Observers in eastern North and South America will find the moon already partially or totally eclipsed at moonrise. From western North America, only the final penumbral phases are visible.
Moon's path through Earth's shadows as well as a map illustrating worldwide visibility are available on the NASA website.
Reviewed by Terrie Schweitzer
Lulu is a print-on-demand system that you can use to make, publish, and sell your own books. I used lulu.com to create a book for my nieces and nephew and was really happy with the results.
The process is pretty easy: download their templates, add your content, upload the templates, choose your book printing and cover options. Once you're finished, the books are available on demand, much like Cafe Press T-shirts. You get an optional store front to make the book available for anyone to purchase (or download for free, if you like). Lulu lets authors add a profit margin to books if they choose (my 26-page hardcover book is $20.99 at cost).
It takes a while for the books to print and ship -- I ordered on January 12 and received them on February 7. So if you need your books by a certain date, plan ahead!
Reviewed by Brian Jepson
When I'm explaining microcontrollers to someone who's around my age, I usually start out with a reference to 8-bit home computers: "Take something like an Atari 800, make it really small, and that's kind of what a microcontroller kit is." I always worried about whether that comparison was close to the mark, but now that I've gotten my hands on an AtariLab kit, I doubt no more.
In the mid-1980s, Atari and Dickinson College collaborated on AtariLab, which included a breakout board that connects to the joystick port, a cartridge, lab manual, and collection of sensors. I picked mine up on eBay, and when I connected the sensors, plugged in the cartridge, and turned on my Atari 130XE, it worked perfectly. I was up and measuring temperatures in seconds. (If only all my computers would boot up that quickly.)
The AtariLab kit invites hacking, too. Because it uses the joystick port, it's easy to write programs that read the sensor: LOGO and BASIC source is included in the lab manual!
Read more about the AtariLab at http://www.makezine.com/blog/archive/2007/01/8bit_science_at.html.
Reviewed by Arwen O'Reilly Griffith
MAKE Senior Editor Phil Torrone sent along this link to a talk about dictionaries by Erin McKean, editor of the New American Oxford Dictionary (which sounds a bit like an oxymoron, but I won't quibble). For anyone who loves words, this video is worth checking out. Not only is it sharp and funny, it's erudite and full of wonderful stories about both words and dictionaries.
Reviewed by digitaltripper
Yes it's the Alligator Forceps!! This is one of my most used tools. When you work the handles, just the tip opens up, making it the ideal tool for picking things up in small or tight spaces.
I currently own the 5.5 inch pair.
They come in 3.5, 5.5, 6, 8, 9.5, and 11 inch sizes.

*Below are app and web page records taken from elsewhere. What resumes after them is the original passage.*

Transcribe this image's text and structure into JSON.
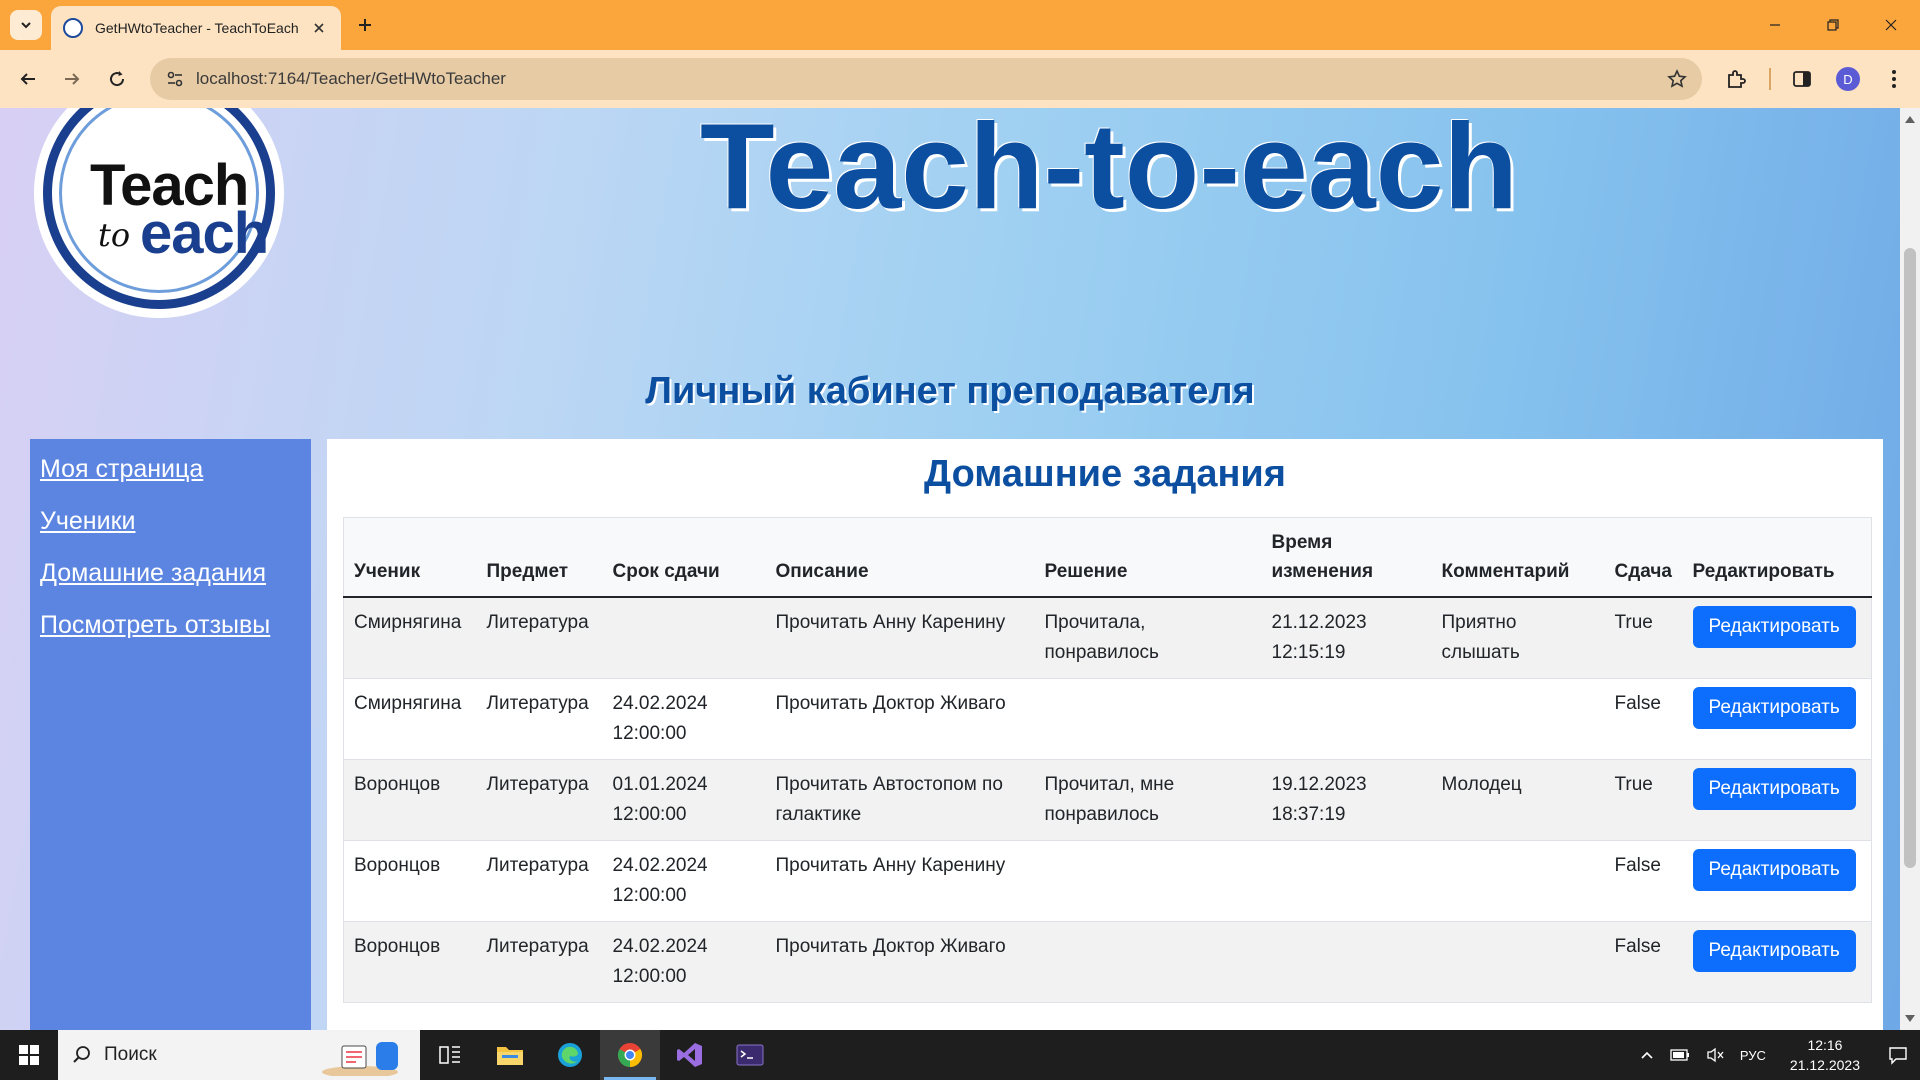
{
  "browser": {
    "tab_title": "GetHWtoTeacher - TeachToEach",
    "url": "localhost:7164/Teacher/GetHWtoTeacher",
    "profile_initial": "D"
  },
  "header": {
    "logo_line1": "Teach",
    "logo_line2": "to",
    "logo_line3": "each",
    "site_title": "Teach-to-each",
    "cabinet_title": "Личный кабинет преподавателя"
  },
  "sidebar": {
    "items": [
      {
        "label": "Моя страница"
      },
      {
        "label": "Ученики"
      },
      {
        "label": "Домашние задания"
      },
      {
        "label": "Посмотреть отзывы"
      }
    ]
  },
  "main": {
    "title": "Домашние задания",
    "columns": [
      "Ученик",
      "Предмет",
      "Срок сдачи",
      "Описание",
      "Решение",
      "Время изменения",
      "Комментарий",
      "Сдача",
      "Редактировать"
    ],
    "rows": [
      {
        "student": "Смирнягина",
        "subject": "Литература",
        "deadline": "",
        "description": "Прочитать Анну Каренину",
        "solution": "Прочитала, понравилось",
        "changed": "21.12.2023 12:15:19",
        "comment": "Приятно слышать",
        "submitted": "True",
        "edit": "Редактировать"
      },
      {
        "student": "Смирнягина",
        "subject": "Литература",
        "deadline": "24.02.2024 12:00:00",
        "description": "Прочитать Доктор Живаго",
        "solution": "",
        "changed": "",
        "comment": "",
        "submitted": "False",
        "edit": "Редактировать"
      },
      {
        "student": "Воронцов",
        "subject": "Литература",
        "deadline": "01.01.2024 12:00:00",
        "description": "Прочитать Автостопом по галактике",
        "solution": "Прочитал, мне понравилось",
        "changed": "19.12.2023 18:37:19",
        "comment": "Молодец",
        "submitted": "True",
        "edit": "Редактировать"
      },
      {
        "student": "Воронцов",
        "subject": "Литература",
        "deadline": "24.02.2024 12:00:00",
        "description": "Прочитать Анну Каренину",
        "solution": "",
        "changed": "",
        "comment": "",
        "submitted": "False",
        "edit": "Редактировать"
      },
      {
        "student": "Воронцов",
        "subject": "Литература",
        "deadline": "24.02.2024 12:00:00",
        "description": "Прочитать Доктор Живаго",
        "solution": "",
        "changed": "",
        "comment": "",
        "submitted": "False",
        "edit": "Редактировать"
      }
    ]
  },
  "taskbar": {
    "search_placeholder": "Поиск",
    "language": "РУС",
    "time": "12:16",
    "date": "21.12.2023"
  },
  "colors": {
    "brand_blue": "#0c4fa0",
    "sidebar_bg": "#5b85e1",
    "button_blue": "#0d6efd",
    "tabstrip_orange": "#fba63c"
  }
}
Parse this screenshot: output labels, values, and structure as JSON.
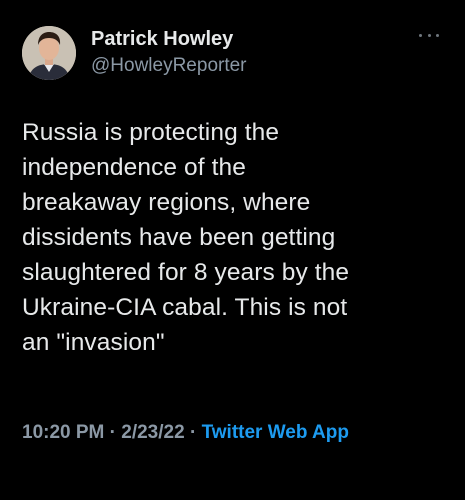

I use these to reach into spaces, like in my model airplane, to place and retrieve parts, small spaces where screws get dropped, reaching into bundles of wires to grab a wire, for building a ship in a bottle, etc.
Simply an AWESOME tool--no maker or toolbox should be without one.